Dataset entries
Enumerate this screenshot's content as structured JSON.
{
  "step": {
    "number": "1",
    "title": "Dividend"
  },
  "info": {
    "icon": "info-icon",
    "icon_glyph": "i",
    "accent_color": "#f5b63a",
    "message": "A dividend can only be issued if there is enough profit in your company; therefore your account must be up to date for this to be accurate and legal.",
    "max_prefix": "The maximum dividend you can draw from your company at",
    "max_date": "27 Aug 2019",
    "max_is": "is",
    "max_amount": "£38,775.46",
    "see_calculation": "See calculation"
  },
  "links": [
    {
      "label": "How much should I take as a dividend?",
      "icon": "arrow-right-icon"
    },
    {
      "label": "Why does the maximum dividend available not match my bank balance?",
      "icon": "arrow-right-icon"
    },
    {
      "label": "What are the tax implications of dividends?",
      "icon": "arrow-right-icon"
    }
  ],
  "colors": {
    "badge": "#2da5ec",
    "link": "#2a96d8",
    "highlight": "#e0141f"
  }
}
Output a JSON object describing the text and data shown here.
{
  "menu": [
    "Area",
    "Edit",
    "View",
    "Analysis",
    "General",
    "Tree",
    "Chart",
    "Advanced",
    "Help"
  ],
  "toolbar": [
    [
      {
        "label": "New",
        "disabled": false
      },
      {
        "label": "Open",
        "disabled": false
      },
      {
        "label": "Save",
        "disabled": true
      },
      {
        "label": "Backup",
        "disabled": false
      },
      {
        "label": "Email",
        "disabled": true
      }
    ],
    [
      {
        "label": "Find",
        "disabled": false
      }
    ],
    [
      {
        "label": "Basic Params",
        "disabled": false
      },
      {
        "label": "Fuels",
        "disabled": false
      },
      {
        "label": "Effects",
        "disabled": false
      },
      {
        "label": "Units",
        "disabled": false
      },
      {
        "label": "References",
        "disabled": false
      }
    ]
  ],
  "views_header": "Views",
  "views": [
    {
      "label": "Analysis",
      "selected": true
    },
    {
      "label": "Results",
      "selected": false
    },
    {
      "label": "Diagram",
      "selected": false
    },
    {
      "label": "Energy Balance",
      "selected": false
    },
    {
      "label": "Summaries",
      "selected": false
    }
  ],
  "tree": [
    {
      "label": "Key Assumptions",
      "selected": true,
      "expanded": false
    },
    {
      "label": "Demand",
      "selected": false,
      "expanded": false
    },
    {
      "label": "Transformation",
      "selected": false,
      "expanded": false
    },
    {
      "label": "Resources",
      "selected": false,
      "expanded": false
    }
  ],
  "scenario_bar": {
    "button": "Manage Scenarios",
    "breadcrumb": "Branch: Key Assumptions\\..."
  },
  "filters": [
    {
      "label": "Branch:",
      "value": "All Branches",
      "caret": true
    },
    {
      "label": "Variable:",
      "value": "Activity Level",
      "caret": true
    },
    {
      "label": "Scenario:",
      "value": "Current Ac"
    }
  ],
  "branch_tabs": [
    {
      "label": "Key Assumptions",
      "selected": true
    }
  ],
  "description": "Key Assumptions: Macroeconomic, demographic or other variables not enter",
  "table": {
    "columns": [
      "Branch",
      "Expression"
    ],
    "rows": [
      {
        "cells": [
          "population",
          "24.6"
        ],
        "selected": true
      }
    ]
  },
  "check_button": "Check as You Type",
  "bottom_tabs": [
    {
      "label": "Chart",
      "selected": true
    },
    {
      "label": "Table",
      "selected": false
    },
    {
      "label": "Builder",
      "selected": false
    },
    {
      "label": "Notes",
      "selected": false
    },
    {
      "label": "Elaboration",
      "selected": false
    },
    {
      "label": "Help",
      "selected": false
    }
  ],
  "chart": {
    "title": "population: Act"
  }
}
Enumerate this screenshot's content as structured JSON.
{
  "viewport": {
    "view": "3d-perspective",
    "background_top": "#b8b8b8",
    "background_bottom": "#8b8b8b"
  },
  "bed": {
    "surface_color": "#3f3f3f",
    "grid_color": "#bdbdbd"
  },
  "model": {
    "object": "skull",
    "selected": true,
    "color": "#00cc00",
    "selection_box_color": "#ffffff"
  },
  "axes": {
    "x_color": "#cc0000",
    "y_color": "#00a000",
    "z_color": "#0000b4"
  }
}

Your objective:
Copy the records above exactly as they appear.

Completed exercise:
Enumerate this screenshot's content as structured JSON.
{
  "step": {
    "number": "1",
    "title": "Dividend"
  },
  "info": {
    "icon": "info-icon",
    "icon_glyph": "i",
    "accent_color": "#f5b63a",
    "message": "A dividend can only be issued if there is enough profit in your company; therefore your account must be up to date for this to be accurate and legal.",
    "max_prefix": "The maximum dividend you can draw from your company at",
    "max_date": "27 Aug 2019",
    "max_is": "is",
    "max_amount": "£38,775.46",
    "see_calculation": "See calculation"
  },
  "links": [
    {
      "label": "How much should I take as a dividend?",
      "icon": "arrow-right-icon"
    },
    {
      "label": "Why does the maximum dividend available not match my bank balance?",
      "icon": "arrow-right-icon"
    },
    {
      "label": "What are the tax implications of dividends?",
      "icon": "arrow-right-icon"
    }
  ],
  "colors": {
    "badge": "#2da5ec",
    "link": "#2a96d8",
    "highlight": "#e0141f"
  }
}
Output a JSON object describing the text and data shown here.
{
  "menu": [
    "Area",
    "Edit",
    "View",
    "Analysis",
    "General",
    "Tree",
    "Chart",
    "Advanced",
    "Help"
  ],
  "toolbar": [
    [
      {
        "label": "New",
        "disabled": false
      },
      {
        "label": "Open",
        "disabled": false
      },
      {
        "label": "Save",
        "disabled": true
      },
      {
        "label": "Backup",
        "disabled": false
      },
      {
        "label": "Email",
        "disabled": true
      }
    ],
    [
      {
        "label": "Find",
        "disabled": false
      }
    ],
    [
      {
        "label": "Basic Params",
        "disabled": false
      },
      {
        "label": "Fuels",
        "disabled": false
      },
      {
        "label": "Effects",
        "disabled": false
      },
      {
        "label": "Units",
        "disabled": false
      },
      {
        "label": "References",
        "disabled": false
      }
    ]
  ],
  "views_header": "Views",
  "views": [
    {
      "label": "Analysis",
      "selected": true
    },
    {
      "label": "Results",
      "selected": false
    },
    {
      "label": "Diagram",
      "selected": false
    },
    {
      "label": "Energy Balance",
      "selected": false
    },
    {
      "label": "Summaries",
      "selected": false
    }
  ],
  "tree": [
    {
      "label": "Key Assumptions",
      "selected": true,
      "expanded": false
    },
    {
      "label": "Demand",
      "selected": false,
      "expanded": false
    },
    {
      "label": "Transformation",
      "selected": false,
      "expanded": false
    },
    {
      "label": "Resources",
      "selected": false,
      "expanded": false
    }
  ],
  "scenario_bar": {
    "button": "Manage Scenarios",
    "breadcrumb": "Branch: Key Assumptions\\..."
  },
  "filters": [
    {
      "label": "Branch:",
      "value": "All Branches",
      "caret": true
    },
    {
      "label": "Variable:",
      "value": "Activity Level",
      "caret": true
    },
    {
      "label": "Scenario:",
      "value": "Current Ac"
    }
  ],
  "branch_tabs": [
    {
      "label": "Key Assumptions",
      "selected": true
    }
  ],
  "description": "Key Assumptions: Macroeconomic, demographic or other variables not enter",
  "table": {
    "columns": [
      "Branch",
      "Expression"
    ],
    "rows": [
      {
        "cells": [
          "population",
          "24.6"
        ],
        "selected": true
      }
    ]
  },
  "check_button": "Check as You Type",
  "bottom_tabs": [
    {
      "label": "Chart",
      "selected": true
    },
    {
      "label": "Table",
      "selected": false
    },
    {
      "label": "Builder",
      "selected": false
    },
    {
      "label": "Notes",
      "selected": false
    },
    {
      "label": "Elaboration",
      "selected": false
    },
    {
      "label": "Help",
      "selected": false
    }
  ],
  "chart": {
    "title": "population: Act"
  }
}
Enumerate this screenshot's content as structured JSON.
{
  "viewport": {
    "view": "3d-perspective",
    "background_top": "#b8b8b8",
    "background_bottom": "#8b8b8b"
  },
  "bed": {
    "surface_color": "#3f3f3f",
    "grid_color": "#bdbdbd"
  },
  "model": {
    "object": "skull",
    "selected": true,
    "color": "#00cc00",
    "selection_box_color": "#ffffff"
  },
  "axes": {
    "x_color": "#cc0000",
    "y_color": "#00a000",
    "z_color": "#0000b4"
  }
}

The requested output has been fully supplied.